But the word "stands" is not quite right, because this prison is in fact moored on one of the country's many waterways.
And the inmates in this floating prison are not criminals but illegal immigrants, guilty of what the Dutch call an "administrative offence".
This is the answer to a problem the authorities faced in the late 1990s - how to separate illegal immigrants from ordinary criminals when you already have overcrowded prisons.
"It's easier to get a place on the water than to find land, plus it's easy to build," says Erik Nijman from the Dutch ministry of justice.
And he says a floating prison is also more flexible: "If we have a problem for example in Amsterdam, we can transport them over water."
'No easy option'

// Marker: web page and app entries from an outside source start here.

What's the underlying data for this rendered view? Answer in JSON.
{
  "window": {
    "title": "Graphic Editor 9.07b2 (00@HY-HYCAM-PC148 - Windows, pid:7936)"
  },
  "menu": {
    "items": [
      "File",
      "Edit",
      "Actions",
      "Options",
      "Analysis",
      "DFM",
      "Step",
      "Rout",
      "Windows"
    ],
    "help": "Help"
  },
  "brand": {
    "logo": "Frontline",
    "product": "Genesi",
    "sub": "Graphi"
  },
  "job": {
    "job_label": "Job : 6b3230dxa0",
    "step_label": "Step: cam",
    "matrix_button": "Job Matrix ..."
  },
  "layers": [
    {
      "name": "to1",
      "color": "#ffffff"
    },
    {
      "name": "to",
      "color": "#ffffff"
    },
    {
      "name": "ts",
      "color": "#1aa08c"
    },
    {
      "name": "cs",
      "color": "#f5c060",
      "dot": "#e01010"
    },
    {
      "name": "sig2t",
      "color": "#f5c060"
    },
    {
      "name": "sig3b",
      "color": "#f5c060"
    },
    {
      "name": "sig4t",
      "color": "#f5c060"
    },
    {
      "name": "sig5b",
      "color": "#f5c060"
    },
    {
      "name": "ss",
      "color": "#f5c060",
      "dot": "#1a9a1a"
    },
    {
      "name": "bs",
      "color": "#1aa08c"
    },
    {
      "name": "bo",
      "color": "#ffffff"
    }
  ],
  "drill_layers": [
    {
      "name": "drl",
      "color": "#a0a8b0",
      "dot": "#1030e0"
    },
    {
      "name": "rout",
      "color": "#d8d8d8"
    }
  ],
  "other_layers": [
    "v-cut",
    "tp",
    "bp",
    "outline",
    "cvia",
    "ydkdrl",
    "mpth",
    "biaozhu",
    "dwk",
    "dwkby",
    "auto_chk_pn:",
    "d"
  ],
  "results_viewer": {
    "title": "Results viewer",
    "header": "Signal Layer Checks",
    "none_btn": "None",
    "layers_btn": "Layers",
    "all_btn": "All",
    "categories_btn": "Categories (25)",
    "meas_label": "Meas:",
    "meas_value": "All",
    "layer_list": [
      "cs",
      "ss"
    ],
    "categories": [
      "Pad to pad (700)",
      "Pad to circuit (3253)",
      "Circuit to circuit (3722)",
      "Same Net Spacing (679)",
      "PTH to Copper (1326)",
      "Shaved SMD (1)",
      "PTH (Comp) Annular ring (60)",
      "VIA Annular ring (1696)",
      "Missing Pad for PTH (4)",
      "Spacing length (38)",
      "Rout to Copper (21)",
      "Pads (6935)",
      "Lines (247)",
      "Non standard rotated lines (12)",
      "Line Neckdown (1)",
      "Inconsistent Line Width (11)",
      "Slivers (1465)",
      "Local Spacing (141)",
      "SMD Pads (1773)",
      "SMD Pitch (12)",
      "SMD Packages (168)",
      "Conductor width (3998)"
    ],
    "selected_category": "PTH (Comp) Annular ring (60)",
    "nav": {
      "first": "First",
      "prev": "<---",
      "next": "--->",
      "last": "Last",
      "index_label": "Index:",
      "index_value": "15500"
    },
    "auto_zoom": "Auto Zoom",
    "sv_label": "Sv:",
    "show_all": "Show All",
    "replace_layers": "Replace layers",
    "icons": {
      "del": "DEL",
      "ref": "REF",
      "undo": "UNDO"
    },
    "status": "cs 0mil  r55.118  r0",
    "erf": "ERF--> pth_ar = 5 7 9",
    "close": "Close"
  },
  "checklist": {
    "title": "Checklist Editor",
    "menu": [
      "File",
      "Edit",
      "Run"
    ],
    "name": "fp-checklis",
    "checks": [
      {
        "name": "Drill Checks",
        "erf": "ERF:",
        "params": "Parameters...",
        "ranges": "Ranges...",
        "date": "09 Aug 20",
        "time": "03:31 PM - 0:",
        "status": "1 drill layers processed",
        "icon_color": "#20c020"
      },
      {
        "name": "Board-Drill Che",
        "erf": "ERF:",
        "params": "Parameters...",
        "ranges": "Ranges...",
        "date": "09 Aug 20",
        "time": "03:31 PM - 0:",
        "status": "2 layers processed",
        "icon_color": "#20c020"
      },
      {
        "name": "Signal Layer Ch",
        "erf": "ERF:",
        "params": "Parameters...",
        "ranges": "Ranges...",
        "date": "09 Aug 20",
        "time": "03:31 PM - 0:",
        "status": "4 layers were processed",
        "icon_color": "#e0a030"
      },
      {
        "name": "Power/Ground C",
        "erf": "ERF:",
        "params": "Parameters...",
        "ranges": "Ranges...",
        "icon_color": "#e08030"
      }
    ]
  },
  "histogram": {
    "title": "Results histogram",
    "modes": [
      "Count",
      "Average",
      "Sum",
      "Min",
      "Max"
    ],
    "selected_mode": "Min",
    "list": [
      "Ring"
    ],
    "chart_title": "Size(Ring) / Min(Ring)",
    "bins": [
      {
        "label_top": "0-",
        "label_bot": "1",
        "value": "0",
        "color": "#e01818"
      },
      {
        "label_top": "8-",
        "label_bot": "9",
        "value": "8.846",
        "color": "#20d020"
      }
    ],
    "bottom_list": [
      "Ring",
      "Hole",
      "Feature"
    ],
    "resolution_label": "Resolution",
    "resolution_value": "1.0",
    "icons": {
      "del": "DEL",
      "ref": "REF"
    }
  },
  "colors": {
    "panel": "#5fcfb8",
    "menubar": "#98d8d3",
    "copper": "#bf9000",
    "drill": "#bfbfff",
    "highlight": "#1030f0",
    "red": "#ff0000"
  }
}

Built by the side of an old wood yard, the prison sits on two concrete platforms, each in turn moored to large steel pilings.
On dry land next door are two white domes specially designed by a Dutch artist. Made of a lattice-work of metal, this is where the inmates play sports like football or basketball.
To enter the prison, you walk across a small bridge. Inside the corridors of cells are bright and clean. There are communal areas with table football, table-tennis and payphones.
The cells themselves hold two people, with bunk beds, a desk, fridge, TV, even a coffee machine. An en-suite bathroom is fitted with a toilet and shower.
When the prison is full it will house 576 illegal immigrants.
But despite state-of-the-art facilities, this is no easy option.
Cells are locked for 15 hours a day, from 1700 to 0800. Inmates can stay for six months or longer, as the authorities try to identify them and persuade them to go home voluntarily.